    Luszczynska, A., Gutierrez-Dona, B., & Schwarzer, R. (2005). General self-efficacy in various domains of human functioning: Evidence from five countries. International Journal of Psychology, 40(2), 80–89.CrossRefGoogle Scholar
  7. 7.
    Bubany, S. T., & Hansen, J. I. C. (2010). Ability self-estimates and self-efficacy: Meaningfully distinct? Measurement and Evaluation in Counseling and Development, 43(3), 168–187.CrossRefGoogle Scholar
  8. 8.
    Lisiankova, K., & Wright, R. E. (2005). Demographic change and the European union labour market. National Institute Economic Review, 194, 74–81.CrossRefGoogle Scholar
  9. 9.
    Koskinen-Hagman, M., Schwarzer, R., & Jerusalem, M. (1999). Swedish version of the general self-efficacy scale. 1999; Available from:
  10. 10.
    Radkiewicz, P., Widerszal-Bazyl, M., & NEXT-group. (2005). Psychometric properties of work ability index in the light of comparative survey study. In G. Costa, W. Goedhart, & J. Ilmarinen (Eds.), Assessment and promotion of work ability, health and well-being of ageing workers (pp. 304–309). Verona: International Congress Series, Elsevier.Google Scholar
  11. 11.
    Nunnaly, J., & Bernstein, I. H. (1994). Psychometric theory (3rd ed ed.). New York: McGraw-Hill, Inc.Google Scholar
  12. 12.
    Leganger, A., Kraft, P., & Roysamb, E. (2000). Perceived self-efficacy in health behaviour research: Conceptualisation, measurement and correlates. Psychology & Health, 15(1), 51–69.CrossRefGoogle Scholar

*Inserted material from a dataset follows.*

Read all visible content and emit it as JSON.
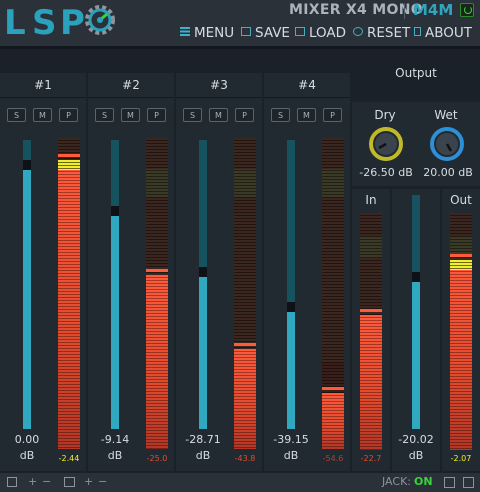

Copyright information

© Springer Science+Business Media B.V. 2011

Authors and Affiliations

  • Jesper Löve
    • 1
  • Crystal Dea Moore
    • 2
  • Gunnel Hensing
    • 1
  1. 1.University of GothenburgGothenburgSweden
  2. 2.Skidmore CollegeSaratoga SpringsUSA

Personalised recommendations